Authors: Fudong, Li, Nathan, Clarke, Gaseb Alotibi and Dany Joy
With more than 3 billion people using Internet based services daily, a huge volume of network traffic is generated and propagated through networks. When the inevitable incident occurs, network forensics (or incident analysis techniques) can be deployed to assist in identifying the security breach. However, due to the network analysis methods they employ (i.e. packet inspection or flow based examination), these existing tools face a number of challenges, including dealing enormous volumes of network traffic, the widespread use of encrypted traffic and being able to associate low-level packet-based data with a higher-level appreciate of what the user is doing. Neither of the two current approaches can provide a deep insight into an incident other than a service was accessed and data communicated. It is envisaged that additional information about the attack could be vital for the forensic analyst in understanding the user, what services they use and (importantly) for what purpose. To this end, this paper describes a preliminary study into the derivation of user interaction activities within Internet-based applications from their raw network metadata. Based upon the experimental result, the study demonstrates that user Internet activities can be identified, providing an investigator with the knowledge of what a service is being used for – chatting, uploading, reading, modifying, video conferencing. The proposed method provides a greater level of information abstraction than current approaches, enabling an investigator to undertake a faster analysis yet still ensuring user’s privacy is protected in comparison with other approaches.
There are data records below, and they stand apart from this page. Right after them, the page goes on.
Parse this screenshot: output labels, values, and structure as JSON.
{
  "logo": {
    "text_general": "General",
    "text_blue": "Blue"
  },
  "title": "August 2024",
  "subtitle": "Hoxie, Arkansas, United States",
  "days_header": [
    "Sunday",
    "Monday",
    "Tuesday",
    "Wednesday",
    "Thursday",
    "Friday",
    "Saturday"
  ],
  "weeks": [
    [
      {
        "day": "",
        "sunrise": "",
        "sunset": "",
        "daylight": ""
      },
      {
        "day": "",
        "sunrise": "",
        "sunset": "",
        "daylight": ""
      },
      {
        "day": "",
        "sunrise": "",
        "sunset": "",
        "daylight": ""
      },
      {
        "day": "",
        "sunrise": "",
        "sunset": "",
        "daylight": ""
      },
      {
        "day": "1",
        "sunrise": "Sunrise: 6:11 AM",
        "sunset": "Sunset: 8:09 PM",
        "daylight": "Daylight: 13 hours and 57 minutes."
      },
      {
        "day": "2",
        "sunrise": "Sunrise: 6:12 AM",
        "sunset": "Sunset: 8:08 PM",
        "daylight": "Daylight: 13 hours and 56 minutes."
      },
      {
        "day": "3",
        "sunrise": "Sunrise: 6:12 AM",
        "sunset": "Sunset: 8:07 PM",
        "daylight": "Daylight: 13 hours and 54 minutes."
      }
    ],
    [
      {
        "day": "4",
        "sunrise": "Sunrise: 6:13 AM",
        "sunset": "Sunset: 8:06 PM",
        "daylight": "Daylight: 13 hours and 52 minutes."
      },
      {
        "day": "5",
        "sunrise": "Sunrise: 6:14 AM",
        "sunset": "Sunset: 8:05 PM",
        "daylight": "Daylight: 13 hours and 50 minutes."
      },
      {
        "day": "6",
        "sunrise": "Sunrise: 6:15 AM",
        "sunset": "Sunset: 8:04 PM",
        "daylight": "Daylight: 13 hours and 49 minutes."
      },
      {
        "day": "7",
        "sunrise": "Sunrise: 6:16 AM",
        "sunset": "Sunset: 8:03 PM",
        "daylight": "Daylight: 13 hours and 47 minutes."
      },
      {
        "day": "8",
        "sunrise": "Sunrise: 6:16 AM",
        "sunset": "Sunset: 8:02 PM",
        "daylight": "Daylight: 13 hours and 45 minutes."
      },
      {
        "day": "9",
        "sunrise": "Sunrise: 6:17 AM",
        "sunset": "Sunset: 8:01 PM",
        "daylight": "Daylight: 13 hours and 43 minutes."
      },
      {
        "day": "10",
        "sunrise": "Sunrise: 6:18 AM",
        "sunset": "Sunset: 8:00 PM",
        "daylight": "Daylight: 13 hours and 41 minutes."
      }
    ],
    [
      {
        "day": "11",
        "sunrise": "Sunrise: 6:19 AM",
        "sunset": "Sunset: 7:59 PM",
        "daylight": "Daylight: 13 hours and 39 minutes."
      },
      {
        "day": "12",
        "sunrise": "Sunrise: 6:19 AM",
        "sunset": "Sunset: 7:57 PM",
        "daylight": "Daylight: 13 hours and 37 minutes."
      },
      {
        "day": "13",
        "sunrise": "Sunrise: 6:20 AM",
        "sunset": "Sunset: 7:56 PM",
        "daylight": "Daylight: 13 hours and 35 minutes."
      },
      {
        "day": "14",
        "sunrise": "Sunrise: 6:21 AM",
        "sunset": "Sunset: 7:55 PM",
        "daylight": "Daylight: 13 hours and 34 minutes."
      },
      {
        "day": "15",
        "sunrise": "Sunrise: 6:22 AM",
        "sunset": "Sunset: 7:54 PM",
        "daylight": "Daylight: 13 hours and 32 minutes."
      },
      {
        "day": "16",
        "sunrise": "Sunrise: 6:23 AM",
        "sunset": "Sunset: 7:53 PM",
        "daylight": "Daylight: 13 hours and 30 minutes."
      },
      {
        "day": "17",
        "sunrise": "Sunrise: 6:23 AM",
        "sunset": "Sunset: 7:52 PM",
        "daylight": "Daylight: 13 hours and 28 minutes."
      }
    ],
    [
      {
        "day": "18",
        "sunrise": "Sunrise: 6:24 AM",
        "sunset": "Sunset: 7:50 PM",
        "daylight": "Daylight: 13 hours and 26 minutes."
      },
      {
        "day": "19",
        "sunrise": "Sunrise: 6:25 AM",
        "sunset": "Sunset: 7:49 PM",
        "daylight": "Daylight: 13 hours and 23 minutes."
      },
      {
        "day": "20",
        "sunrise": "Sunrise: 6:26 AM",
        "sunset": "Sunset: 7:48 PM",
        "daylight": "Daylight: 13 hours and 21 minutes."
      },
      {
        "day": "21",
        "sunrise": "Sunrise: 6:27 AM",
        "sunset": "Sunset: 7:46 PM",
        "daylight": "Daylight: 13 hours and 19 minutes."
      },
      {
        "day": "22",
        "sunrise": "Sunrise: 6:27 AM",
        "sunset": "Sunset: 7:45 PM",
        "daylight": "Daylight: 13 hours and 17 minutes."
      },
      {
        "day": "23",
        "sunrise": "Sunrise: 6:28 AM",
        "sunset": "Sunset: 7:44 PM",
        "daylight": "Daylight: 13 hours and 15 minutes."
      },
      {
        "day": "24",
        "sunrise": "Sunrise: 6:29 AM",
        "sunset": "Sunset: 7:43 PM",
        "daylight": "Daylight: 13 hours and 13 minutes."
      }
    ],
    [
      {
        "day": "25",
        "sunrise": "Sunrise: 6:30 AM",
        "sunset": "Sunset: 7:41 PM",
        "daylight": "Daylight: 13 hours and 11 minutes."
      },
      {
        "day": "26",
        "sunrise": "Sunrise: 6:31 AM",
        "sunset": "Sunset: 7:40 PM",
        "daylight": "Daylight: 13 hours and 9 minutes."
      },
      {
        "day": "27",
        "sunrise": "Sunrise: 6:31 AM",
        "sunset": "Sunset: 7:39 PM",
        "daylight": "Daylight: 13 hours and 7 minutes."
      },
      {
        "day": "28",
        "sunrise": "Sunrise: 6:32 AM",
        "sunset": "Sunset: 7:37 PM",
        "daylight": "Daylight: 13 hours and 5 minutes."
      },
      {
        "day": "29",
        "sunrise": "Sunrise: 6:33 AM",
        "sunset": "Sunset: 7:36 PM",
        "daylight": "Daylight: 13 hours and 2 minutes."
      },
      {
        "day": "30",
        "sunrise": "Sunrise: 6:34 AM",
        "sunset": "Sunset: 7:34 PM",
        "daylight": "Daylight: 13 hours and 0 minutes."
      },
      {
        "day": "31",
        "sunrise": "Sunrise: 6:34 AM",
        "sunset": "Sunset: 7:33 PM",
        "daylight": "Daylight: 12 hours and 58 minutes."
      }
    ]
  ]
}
Keywords: network analysis; protocol analysis; network forensics; SIEMs; metadata